Try research paper review writing to find a topic that truly interests you. Try writing your way to a topic.Talk with your course instructor and classmates about your topic. Pose your topic as a question to be answered or a problem to be solved.Finding, Selecting, and Reading Sources, you will need to look at the following types of sources: library catalog, periodical indexes, bibliographies, suggestions from your instructor primary. Secondary sources journals, books, other documents, grouping, Sequencing, and Documenting Information.
This page lists some of the stages involved in writing a library-based research paper. Although this homework practice online sociology list suggests that there is a simple, linear process to writing such a paper, the actual process of writing a research paper is often a messy and recursive one, so please use this outline as a flexible guide.

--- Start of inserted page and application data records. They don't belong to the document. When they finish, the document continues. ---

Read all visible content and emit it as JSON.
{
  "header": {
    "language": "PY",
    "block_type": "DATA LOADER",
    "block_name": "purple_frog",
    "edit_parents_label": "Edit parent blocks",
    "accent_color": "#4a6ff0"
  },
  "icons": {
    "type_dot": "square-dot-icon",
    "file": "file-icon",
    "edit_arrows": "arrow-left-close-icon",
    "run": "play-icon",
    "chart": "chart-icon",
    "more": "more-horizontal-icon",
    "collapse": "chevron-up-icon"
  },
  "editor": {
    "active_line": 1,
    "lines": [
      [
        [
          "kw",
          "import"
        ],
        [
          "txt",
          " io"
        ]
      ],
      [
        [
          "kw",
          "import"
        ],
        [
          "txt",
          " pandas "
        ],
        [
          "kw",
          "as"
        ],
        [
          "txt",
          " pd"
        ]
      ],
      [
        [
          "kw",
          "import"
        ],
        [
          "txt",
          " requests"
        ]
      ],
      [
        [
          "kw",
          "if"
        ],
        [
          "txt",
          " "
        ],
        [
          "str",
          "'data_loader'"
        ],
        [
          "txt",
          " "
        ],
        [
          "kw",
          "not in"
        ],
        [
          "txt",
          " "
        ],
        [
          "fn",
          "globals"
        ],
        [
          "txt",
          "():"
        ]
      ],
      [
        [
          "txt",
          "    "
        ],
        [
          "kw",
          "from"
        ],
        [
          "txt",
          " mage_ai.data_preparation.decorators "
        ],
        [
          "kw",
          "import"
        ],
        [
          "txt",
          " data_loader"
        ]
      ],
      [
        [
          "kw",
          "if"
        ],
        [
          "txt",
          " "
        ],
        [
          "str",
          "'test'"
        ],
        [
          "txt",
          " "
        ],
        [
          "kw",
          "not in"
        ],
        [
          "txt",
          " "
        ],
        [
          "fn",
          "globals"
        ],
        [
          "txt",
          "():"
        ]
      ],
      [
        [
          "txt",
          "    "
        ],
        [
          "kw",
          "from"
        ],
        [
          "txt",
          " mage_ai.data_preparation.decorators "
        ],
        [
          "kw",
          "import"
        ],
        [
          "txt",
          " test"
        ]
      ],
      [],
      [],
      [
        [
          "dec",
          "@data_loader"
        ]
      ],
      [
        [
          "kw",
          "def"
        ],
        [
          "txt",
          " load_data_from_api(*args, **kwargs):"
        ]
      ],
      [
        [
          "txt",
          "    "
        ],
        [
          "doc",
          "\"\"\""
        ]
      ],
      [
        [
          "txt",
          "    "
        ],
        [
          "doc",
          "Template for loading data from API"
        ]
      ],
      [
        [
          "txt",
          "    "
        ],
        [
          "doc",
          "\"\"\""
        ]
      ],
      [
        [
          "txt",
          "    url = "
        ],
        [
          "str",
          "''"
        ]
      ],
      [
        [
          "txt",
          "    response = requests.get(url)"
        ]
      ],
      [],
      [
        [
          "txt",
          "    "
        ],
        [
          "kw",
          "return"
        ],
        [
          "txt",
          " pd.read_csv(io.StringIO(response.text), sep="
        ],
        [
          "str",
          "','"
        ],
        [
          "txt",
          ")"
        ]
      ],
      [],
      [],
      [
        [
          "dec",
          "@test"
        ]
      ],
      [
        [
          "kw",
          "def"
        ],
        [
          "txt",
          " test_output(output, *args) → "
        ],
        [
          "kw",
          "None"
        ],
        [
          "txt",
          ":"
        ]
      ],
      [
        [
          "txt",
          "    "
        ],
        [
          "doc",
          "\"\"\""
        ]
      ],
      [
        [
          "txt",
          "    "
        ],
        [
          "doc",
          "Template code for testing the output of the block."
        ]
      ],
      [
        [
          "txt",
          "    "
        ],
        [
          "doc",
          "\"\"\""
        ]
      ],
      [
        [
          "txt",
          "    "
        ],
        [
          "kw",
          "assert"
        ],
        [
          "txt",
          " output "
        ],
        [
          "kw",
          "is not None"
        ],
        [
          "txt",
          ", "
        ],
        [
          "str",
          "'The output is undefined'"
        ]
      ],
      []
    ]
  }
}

Discovering, Narrowing, and Focusing a Researchable Topic.Finding, Selecting, and Reading Sources, grouping, Sequencing, and Documenting Information, writing an Outline and a Prospectus for Yourself. Writing the Introduction, writing the Body, writing the Conclusion. Revising the Final Draft, discovering, Narrowing, and Focusing a Researchable Topic.

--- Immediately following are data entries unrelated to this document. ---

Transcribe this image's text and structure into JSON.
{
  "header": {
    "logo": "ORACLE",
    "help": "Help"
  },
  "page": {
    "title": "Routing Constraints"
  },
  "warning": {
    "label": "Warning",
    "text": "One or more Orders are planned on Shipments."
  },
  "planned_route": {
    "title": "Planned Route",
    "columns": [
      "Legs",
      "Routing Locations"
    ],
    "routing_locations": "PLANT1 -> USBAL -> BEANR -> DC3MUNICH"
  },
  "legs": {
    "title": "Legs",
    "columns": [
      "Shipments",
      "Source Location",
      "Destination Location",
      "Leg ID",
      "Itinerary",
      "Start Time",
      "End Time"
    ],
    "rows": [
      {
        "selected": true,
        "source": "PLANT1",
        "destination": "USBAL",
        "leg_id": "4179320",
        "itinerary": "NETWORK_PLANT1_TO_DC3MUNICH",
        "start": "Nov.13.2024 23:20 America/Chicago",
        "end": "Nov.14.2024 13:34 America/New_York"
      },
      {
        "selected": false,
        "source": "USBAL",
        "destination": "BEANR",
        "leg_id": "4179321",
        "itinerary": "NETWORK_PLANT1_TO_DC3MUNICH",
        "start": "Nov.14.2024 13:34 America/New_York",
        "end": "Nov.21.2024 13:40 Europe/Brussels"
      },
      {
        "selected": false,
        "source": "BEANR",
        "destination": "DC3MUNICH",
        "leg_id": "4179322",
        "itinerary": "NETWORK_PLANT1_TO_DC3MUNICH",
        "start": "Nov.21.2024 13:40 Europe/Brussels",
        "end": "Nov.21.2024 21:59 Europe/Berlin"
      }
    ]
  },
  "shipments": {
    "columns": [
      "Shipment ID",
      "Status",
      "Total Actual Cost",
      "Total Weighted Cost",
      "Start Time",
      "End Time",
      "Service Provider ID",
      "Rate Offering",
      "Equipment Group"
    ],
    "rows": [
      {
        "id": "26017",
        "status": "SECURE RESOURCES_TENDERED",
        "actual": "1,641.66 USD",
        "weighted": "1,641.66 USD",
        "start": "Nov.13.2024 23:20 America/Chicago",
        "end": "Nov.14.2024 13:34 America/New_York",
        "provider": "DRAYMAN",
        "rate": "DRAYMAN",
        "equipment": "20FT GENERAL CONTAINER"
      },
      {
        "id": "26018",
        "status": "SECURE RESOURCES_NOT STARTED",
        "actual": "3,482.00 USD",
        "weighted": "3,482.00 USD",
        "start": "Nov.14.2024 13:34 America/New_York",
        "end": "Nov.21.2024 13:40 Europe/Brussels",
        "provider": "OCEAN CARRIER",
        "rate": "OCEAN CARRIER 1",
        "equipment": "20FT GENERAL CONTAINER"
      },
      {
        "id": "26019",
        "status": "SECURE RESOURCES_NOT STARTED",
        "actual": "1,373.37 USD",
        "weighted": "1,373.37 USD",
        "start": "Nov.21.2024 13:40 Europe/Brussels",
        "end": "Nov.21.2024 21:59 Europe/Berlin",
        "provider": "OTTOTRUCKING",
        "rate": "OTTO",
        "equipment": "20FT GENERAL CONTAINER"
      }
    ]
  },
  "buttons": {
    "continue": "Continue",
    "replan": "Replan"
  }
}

Summarize individual studies or articles with as best attorney resume writing service much or as little detail as each merits according to its comparative importance in the literature, remembering that space (length) denotes significance. Provide the reader with strong "umbrella" sentences at beginnings of paragraphs, "signposts" throughout, and brief "so what" summary sentences at intermediate points in the review to aid in understanding comparisons and analyses.In the conclusion, you should: Summarize major contributions of significant studies and articles to the body of knowledge under review, maintaining the focus established in the introduction. Evaluate the current "state of the art" for the body of knowledge reviewed, pointing out major methodological flaws or gaps in research, inconsistencies in theory and findings, and areas or issues pertinent to future study. Conclude by providing some insight into the relationship between the central topic of the literature review and a larger area of study such as a discipline, a scientific endeavor, or a profession.Top, for further information see our handouts. Writing a Critical Review of a Nonfiction Book or Article or, reading a Book to Review. To learn more about literature reviews, take a look at our workshop. Writing Literature Reviews of Published Research.
What is a review of literature? The format of a review of literature may vary from discipline to discipline and writer's block term paper from assignment to assignment. A review may be a self-contained unit - an end in itself - or a preface to and rationale for engaging in primary research.A review is a required part of grant and research proposals and often a chapter in theses and dissertations. Generally, the purpose of a review is to analyze critically a segment of a published body of knowledge through summary, classification, and comparison of prior research studies, reviews of literature, and theoretical articles. Writing the introduction, in the introduction, you should: Define or identify the general topic, issue, or area of concern, thus providing an appropriate context for reviewing the literature.Point out overall trends in what has been published about the topic; or conflicts in theory, methodology, evidence, and conclusions; or gaps in research and scholarship; or a single problem or new perspective of immediate interest. Establish the writer's reason (point of view) for reviewing the literature; explain the criteria to be used in analyzing and comparing literature and the organization of the review (sequence and, when necessary, state why certain literature is or is not included (scope). Top, writing the body, in the body, you should: Group research studies and other types of literature (reviews, theoretical articles, case studies, etc.) according to common denominators such as qualitative versus quantitative approaches, conclusions of authors, specific purpose or objective, chronology, etc.